_Action item_
Which lines of the records below contain the word "from"? Copy each of them out.

Website and app data records
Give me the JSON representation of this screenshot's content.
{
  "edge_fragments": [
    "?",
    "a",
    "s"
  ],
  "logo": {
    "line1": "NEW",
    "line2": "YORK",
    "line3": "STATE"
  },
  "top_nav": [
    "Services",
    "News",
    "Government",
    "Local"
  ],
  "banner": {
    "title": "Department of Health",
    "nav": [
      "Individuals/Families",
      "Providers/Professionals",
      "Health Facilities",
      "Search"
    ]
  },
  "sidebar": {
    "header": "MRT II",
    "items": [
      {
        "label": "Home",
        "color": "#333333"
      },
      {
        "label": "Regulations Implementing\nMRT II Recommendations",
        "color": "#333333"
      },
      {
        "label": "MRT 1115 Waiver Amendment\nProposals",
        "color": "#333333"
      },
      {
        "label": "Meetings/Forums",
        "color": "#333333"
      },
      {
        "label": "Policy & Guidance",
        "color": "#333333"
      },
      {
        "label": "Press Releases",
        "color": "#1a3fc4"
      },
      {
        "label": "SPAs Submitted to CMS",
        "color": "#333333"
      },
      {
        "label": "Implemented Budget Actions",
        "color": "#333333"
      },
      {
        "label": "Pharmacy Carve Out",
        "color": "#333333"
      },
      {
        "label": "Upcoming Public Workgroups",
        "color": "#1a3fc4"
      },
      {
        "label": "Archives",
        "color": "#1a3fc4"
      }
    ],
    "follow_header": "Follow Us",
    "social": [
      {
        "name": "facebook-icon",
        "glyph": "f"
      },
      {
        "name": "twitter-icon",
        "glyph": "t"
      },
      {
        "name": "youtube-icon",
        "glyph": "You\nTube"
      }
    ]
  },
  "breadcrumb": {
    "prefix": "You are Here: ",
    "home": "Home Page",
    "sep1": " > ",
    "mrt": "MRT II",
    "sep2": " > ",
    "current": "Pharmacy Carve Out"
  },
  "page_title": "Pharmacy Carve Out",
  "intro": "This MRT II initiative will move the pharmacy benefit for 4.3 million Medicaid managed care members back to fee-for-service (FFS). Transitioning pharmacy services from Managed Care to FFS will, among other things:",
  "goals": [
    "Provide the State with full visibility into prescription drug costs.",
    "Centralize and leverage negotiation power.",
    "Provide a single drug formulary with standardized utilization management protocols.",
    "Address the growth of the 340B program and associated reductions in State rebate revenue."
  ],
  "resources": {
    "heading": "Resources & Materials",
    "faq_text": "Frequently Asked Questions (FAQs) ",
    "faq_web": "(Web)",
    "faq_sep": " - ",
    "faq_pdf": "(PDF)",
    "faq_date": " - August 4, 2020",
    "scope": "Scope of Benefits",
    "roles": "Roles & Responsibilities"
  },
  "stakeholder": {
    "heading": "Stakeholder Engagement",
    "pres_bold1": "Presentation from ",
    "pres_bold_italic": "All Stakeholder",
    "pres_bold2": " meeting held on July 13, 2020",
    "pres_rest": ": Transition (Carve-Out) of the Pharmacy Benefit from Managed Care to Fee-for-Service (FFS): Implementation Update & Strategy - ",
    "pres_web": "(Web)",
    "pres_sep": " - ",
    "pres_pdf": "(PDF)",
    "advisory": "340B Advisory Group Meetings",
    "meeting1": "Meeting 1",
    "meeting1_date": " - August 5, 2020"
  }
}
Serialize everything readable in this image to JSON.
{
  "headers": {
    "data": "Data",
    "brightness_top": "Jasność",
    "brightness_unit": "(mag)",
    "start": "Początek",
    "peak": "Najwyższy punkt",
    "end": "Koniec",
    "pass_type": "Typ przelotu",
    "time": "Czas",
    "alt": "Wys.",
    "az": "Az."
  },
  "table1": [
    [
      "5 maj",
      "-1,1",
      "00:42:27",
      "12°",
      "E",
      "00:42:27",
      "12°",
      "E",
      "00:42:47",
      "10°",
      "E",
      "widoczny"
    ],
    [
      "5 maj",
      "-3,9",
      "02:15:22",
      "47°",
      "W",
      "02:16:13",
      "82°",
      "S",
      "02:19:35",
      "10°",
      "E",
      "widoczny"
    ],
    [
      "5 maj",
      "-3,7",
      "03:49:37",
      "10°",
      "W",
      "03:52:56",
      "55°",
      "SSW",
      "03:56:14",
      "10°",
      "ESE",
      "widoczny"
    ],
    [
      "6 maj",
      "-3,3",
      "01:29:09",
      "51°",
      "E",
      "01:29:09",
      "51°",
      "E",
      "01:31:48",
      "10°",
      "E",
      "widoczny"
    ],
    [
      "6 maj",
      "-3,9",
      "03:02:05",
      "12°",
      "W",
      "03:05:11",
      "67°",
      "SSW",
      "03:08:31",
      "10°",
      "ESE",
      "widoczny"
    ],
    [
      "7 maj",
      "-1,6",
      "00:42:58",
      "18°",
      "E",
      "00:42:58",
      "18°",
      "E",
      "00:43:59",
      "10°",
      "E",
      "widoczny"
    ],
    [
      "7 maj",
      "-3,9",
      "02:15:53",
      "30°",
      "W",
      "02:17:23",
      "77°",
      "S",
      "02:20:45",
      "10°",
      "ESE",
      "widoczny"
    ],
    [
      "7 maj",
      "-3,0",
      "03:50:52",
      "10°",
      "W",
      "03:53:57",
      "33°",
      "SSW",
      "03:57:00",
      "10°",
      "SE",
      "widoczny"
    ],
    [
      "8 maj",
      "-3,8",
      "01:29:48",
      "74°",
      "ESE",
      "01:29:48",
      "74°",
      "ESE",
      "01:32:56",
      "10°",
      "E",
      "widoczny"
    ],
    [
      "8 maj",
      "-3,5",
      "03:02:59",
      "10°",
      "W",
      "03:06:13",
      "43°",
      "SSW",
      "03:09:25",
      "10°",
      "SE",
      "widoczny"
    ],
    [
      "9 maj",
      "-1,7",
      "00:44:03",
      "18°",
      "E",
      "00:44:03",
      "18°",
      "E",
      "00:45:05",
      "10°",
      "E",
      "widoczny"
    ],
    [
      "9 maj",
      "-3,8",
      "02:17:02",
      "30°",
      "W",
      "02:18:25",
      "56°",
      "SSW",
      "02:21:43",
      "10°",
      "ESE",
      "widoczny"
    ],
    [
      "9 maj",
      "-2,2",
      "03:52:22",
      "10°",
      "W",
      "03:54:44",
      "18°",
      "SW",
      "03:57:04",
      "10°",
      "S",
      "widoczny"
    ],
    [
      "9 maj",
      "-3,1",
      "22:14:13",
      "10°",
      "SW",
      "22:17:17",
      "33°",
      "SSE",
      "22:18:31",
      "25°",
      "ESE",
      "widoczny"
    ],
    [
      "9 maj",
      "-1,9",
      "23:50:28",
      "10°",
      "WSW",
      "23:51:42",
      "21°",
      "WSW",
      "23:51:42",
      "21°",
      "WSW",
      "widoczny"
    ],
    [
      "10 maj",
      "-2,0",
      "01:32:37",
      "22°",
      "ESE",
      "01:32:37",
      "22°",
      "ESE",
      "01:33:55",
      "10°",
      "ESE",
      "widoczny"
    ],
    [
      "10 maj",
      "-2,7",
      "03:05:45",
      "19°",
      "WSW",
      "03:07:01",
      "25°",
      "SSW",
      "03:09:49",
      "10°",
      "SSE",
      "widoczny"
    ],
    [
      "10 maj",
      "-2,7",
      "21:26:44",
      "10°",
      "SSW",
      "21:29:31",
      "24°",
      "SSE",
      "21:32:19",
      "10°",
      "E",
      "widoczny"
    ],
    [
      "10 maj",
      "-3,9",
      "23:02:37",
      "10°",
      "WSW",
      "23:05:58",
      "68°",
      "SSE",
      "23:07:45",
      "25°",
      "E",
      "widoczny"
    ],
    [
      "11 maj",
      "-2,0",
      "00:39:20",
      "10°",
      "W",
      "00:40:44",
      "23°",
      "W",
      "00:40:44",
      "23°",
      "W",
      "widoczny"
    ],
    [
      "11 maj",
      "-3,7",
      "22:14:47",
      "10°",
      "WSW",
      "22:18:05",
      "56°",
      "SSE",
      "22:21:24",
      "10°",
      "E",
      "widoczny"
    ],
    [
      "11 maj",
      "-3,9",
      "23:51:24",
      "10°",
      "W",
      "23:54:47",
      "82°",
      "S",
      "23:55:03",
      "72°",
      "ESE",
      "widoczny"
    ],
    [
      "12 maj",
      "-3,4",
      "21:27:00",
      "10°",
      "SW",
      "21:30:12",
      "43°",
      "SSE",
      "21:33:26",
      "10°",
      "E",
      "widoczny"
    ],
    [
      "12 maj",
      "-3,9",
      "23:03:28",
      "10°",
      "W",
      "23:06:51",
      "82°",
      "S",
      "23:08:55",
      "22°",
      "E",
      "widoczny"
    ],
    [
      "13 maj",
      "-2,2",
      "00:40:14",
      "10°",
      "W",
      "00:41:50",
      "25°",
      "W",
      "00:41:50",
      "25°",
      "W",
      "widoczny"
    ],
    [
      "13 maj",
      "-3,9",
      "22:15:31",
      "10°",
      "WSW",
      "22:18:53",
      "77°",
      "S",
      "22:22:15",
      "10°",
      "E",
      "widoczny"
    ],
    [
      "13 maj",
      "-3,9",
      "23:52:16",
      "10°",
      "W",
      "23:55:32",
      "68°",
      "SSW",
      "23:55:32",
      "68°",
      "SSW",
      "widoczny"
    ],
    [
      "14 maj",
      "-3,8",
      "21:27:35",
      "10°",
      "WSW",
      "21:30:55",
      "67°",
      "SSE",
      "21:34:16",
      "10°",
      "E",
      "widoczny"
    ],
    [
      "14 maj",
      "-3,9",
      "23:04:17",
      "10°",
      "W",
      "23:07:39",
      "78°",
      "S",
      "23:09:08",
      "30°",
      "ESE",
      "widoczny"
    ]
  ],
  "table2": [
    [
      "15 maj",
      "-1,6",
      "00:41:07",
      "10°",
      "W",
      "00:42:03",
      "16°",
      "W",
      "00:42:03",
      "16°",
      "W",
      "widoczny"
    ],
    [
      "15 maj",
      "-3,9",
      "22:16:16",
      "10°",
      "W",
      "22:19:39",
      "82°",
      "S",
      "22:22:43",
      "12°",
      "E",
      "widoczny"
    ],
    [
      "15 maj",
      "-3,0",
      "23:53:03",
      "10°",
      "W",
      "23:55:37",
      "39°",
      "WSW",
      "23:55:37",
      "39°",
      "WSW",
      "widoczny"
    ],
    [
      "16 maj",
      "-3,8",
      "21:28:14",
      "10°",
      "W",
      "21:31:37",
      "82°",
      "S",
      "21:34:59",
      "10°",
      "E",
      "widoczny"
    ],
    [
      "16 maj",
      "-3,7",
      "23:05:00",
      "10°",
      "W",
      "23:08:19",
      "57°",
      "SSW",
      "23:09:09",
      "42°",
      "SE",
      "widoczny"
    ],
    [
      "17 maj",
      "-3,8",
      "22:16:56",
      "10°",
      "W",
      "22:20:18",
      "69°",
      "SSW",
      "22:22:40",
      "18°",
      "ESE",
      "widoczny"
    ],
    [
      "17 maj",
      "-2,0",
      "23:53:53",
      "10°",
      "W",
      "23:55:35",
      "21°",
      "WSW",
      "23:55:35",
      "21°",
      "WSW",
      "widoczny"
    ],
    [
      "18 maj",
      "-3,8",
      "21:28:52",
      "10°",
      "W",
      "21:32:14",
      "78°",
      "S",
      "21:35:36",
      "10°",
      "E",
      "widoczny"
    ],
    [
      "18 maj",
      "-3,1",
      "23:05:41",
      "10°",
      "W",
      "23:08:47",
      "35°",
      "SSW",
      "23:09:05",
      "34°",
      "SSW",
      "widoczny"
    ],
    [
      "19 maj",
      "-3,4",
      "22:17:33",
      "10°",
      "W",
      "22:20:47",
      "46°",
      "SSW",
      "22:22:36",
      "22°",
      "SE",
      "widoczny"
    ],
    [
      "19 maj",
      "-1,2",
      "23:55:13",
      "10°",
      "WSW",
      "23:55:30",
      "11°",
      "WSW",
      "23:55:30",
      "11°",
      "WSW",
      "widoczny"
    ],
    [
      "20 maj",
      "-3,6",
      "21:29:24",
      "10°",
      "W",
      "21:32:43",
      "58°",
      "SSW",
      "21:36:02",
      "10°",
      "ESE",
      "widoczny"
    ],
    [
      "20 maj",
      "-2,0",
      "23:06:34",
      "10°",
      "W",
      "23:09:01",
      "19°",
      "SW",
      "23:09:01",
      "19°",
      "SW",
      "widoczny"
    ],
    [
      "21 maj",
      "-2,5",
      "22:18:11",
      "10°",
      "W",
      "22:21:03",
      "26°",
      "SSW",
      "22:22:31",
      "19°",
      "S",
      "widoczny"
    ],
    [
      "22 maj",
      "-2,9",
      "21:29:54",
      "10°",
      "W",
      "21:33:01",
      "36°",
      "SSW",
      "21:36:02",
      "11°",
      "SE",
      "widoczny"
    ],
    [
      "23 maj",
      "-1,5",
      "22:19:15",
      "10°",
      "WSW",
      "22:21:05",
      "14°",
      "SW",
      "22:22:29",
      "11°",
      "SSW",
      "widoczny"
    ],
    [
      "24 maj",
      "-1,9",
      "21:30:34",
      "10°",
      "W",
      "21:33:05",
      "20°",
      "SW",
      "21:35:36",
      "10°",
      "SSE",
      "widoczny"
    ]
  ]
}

_Exercise answer_
  "intro": "This MRT II initiative will move the pharmacy benefit for 4.3 million Medicaid managed care members back to fee-for-service (FFS). Transitioning pharmacy services from Managed Care to FFS will, among other things:",
    "pres_bold1": "Presentation from ",
    "pres_rest": ": Transition (Carve-Out) of the Pharmacy Benefit from Managed Care to Fee-for-Service (FFS): Implementation Update & Strategy - ",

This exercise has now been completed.